Computers became more powerful, and they gained more features. Sure, you can simulate multiplication by adding repeatedly, and you can simulate exponentiation by multiplying repeatedly, but sometimes it’s faster and more powerful for the computer to do those operations for you.

As more and more of these features get pushed down to the silicon, things get faster. What would take the computer a dozen operations to do if it were written in source code like C or C++ or Rust could be done in a single operation of the processor supported the right operation.

These features are called “intrinsics”, because they’re intrinsic to the CPU now.

Where’s a Processor Intrinsic?

As you might guess, the early Intel CPUs such as the 4004 or 8008 or the 486DX didn’t support intrinsics for things like SHA-2 hashing, partly because SHA-2 (published in 2001) didn’t exist then and partly because there wasn’t room or desire to make the processors complicated enough to support these features.

It’s interesting to compare the 486SX to the 486DX, because to my memory, the 486SX lacked special math features that the 486DX included, so specific operations were a lot faster…

… in some cases.

When’s a Processor Intrinsic?

The code you compile has to know that it’s running on a processor that supports the intrinsic you want to use and it has to be able to use that intrinsic when it’s compiled. In other words, if you’re writing C++ code that performs SHA-2 functions on some data, you won’t benefit from a processor that supports SHA-2 intrinsics unless you write code that uses those intrinsics or the compiler detects that you’re writing code that could benefit from those intrinsics and uses them.

This presents a problem for software compiled on one specific machine but intended to run in many places, like the Dogecoin Core.

When 1.14.6 comes out, if the code for Linux machines running on 64-bit hardware is compiled without SHA-2 intrinsic support, the Core will have to perform those hashing functions in C++ code, rather than in silicon. It’ll be slower. Even if you’re running the Core on a CPU that supports those intrinsics, it’ll be slower.

If the Core were compiled with support for those intrinsics, it wouldn’t run on CPUs without those intrinsics…

… unless we do something special.

How’s a Processor Intrinsic?

Look at PR 2104, a proposed implementation by edtubbs to implement SHA and AES intrinsics.
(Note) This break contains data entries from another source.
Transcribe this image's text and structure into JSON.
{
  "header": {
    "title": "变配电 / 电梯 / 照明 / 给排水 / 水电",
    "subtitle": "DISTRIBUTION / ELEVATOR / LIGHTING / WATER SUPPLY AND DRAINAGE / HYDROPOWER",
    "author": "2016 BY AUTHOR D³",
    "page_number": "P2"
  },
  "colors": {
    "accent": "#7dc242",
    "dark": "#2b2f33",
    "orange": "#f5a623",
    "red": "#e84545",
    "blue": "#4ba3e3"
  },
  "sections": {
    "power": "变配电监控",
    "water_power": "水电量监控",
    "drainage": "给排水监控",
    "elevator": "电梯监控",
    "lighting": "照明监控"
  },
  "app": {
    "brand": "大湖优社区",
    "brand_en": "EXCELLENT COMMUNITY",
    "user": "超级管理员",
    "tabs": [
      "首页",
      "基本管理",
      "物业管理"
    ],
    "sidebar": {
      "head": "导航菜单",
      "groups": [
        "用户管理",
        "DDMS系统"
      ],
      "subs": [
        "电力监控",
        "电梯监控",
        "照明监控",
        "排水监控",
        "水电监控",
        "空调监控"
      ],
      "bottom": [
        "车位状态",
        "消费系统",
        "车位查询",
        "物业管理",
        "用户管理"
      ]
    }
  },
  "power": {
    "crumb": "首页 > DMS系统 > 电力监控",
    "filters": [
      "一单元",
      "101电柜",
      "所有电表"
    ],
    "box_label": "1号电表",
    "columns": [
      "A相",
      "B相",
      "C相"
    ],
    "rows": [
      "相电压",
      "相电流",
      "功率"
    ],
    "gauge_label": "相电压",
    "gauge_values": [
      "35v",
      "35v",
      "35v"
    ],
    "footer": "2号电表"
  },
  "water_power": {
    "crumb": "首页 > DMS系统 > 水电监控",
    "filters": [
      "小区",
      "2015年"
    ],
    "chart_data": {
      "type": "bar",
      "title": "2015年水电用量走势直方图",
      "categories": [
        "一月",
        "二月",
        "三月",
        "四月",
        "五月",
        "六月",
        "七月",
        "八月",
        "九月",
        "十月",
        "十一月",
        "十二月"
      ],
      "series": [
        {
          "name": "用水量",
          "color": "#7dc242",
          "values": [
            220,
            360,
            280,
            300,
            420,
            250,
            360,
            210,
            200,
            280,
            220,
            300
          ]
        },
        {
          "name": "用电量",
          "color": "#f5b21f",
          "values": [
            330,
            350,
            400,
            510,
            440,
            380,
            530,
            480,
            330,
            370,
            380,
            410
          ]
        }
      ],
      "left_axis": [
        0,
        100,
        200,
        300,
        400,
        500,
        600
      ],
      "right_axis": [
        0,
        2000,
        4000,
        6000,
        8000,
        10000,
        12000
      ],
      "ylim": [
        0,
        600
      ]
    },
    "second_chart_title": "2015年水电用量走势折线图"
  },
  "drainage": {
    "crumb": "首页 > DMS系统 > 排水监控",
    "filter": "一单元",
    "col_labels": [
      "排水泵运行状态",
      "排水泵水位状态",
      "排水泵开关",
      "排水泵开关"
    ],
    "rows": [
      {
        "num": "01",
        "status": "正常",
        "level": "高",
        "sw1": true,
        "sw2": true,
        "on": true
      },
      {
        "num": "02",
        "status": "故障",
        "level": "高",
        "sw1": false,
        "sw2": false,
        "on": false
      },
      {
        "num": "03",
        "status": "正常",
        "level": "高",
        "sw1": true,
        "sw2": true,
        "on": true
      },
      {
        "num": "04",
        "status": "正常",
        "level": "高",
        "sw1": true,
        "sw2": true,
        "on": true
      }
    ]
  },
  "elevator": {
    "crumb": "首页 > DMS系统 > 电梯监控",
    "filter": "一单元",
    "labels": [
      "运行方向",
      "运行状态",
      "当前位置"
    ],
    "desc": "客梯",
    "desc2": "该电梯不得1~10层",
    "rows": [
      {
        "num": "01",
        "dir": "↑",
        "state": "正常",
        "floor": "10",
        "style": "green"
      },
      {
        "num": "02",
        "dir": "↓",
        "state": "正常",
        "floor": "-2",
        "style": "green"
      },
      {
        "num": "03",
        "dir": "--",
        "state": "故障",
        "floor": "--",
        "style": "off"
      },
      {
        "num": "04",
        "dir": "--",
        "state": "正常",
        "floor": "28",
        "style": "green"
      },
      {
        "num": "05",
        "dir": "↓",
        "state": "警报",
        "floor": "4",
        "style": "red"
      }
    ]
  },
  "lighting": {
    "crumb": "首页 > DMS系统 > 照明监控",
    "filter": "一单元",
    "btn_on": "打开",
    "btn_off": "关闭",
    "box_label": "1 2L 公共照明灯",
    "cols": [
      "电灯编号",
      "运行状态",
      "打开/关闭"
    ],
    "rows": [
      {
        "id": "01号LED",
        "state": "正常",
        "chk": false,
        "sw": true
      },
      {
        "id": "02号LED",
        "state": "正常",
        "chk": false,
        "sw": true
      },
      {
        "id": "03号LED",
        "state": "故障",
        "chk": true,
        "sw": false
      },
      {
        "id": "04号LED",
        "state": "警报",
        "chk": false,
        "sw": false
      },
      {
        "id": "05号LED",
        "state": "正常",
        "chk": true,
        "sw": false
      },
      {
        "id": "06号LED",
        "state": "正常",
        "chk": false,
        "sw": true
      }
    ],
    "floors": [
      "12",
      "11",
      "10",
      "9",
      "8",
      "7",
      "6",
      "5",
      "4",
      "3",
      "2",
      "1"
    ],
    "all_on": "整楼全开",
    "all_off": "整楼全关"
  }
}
These algorithms are central to cryptographic implementations, and if this work is done in silicon instead of in C++ code, they could run at least five or six times faster.

If you look also at PR 2773, Patrick makes a comment about “generic runtime capability detection” that’s worth a much deeper look.
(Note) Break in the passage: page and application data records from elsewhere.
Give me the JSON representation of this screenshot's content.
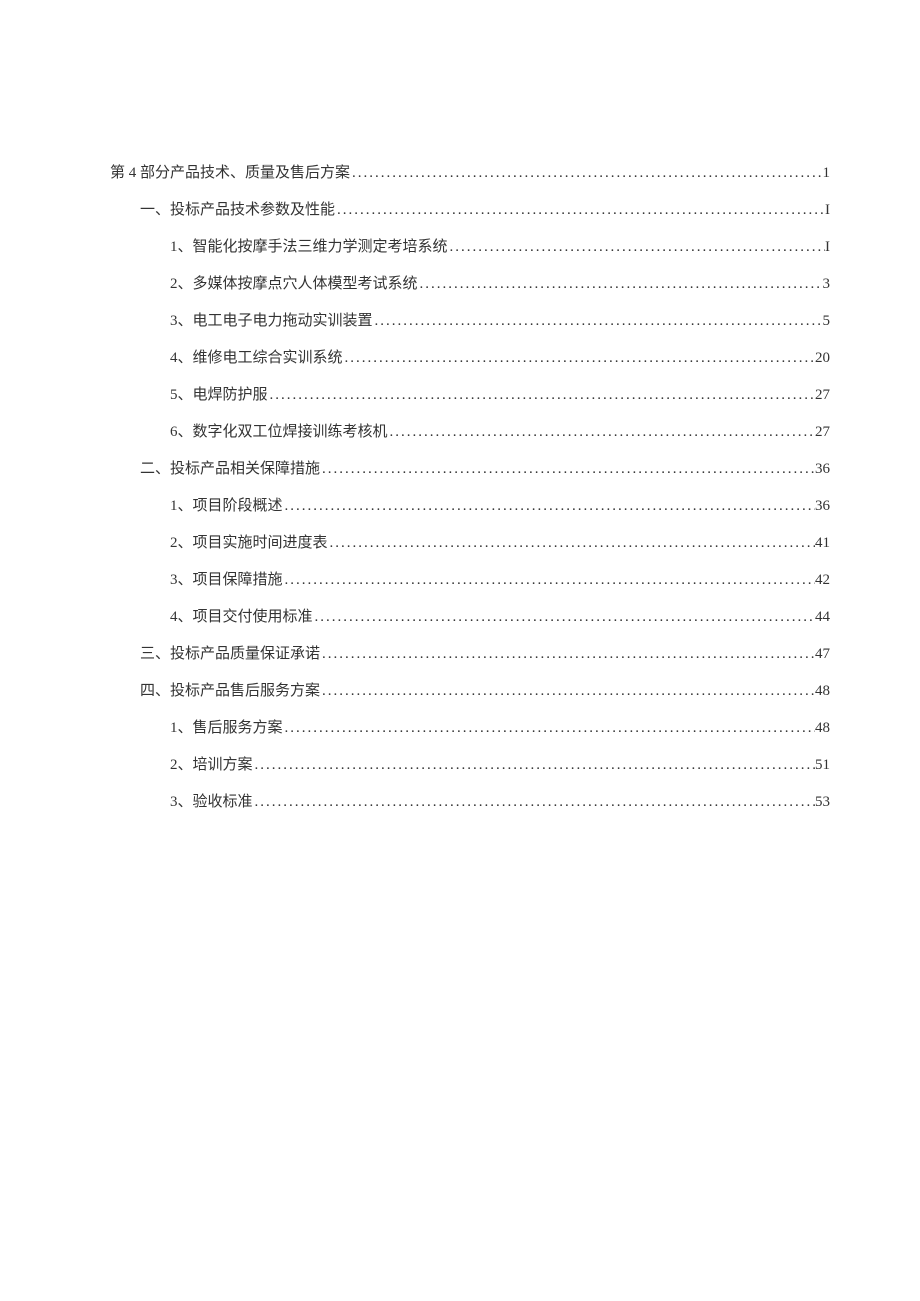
{
  "toc": [
    {
      "level": 1,
      "label": "第 4 部分产品技术、质量及售后方案",
      "page": "1"
    },
    {
      "level": 2,
      "label": "一、投标产品技术参数及性能",
      "page": "I"
    },
    {
      "level": 3,
      "label": "1、智能化按摩手法三维力学测定考培系统 ",
      "page": "I"
    },
    {
      "level": 3,
      "label": "2、多媒体按摩点穴人体模型考试系统 ",
      "page": "3"
    },
    {
      "level": 3,
      "label": "3、电工电子电力拖动实训装置 ",
      "page": "5"
    },
    {
      "level": 3,
      "label": "4、维修电工综合实训系统 ",
      "page": "20"
    },
    {
      "level": 3,
      "label": "5、电焊防护服 ",
      "page": "27"
    },
    {
      "level": 3,
      "label": "6、数字化双工位焊接训练考核机 ",
      "page": "27"
    },
    {
      "level": 2,
      "label": "二、投标产品相关保障措施",
      "page": "36"
    },
    {
      "level": 3,
      "label": "1、项目阶段概述 ",
      "page": "36"
    },
    {
      "level": 3,
      "label": "2、项目实施时间进度表 ",
      "page": "41"
    },
    {
      "level": 3,
      "label": "3、项目保障措施 ",
      "page": "42"
    },
    {
      "level": 3,
      "label": "4、项目交付使用标准 ",
      "page": "44"
    },
    {
      "level": 2,
      "label": "三、投标产品质量保证承诺",
      "page": "47"
    },
    {
      "level": 2,
      "label": "四、投标产品售后服务方案",
      "page": "48"
    },
    {
      "level": 3,
      "label": "1、售后服务方案 ",
      "page": "48"
    },
    {
      "level": 3,
      "label": "2、培训方案 ",
      "page": "51"
    },
    {
      "level": 3,
      "label": "3、验收标准 ",
      "page": "53"
    }
  ]
}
I’ve explained the problem with assuming these intrinsics are or aren’t available on any given CPU where people might run this code when we compile the code.

You can always download and compile the code yourself to optimize it for the specific platform where you want to run it, of course, but that’s not the best option for anyone.

The better option is to attempt to detect if the machine running the code supports these operations as it’s running, and use the silicon-optimized paths if so but the normal operation anyway.

This is a little complicated and will take some time to get right. There are risks: even though these algorithms are well-studied and understood, there may be flaws in implementation on either side. This will need a lot of testing. As well, runtime capability detection needs a lot of care and testing too. The last thing anyone wants is to crash a machine that can’t handle a feature that’s an optimization, not a requirement.

Yet this is the right thing to do.

When’s a Processor Intrinsic?

Hopefully in 1.14.6, maybe in 1.14.7. Almost definitely in 1.21. Keep your eyes open.

The good news is that this is already pretty well researched; Bitcoin and Litecoin do something similar. We have some benchmarks, and compilers support these optimizations. This work will pay off in reducing CPU usage and making transaction and block validation faster, but it’ll take some time.

In the meantime, watch those two PRs I linked to for discussion. They’ll need testing on various CPUs and architectures of various vintages, from the newest machines to that old laptop you have sitting in the corner.

The more testing we get, the better we can support these features for all types of hardware.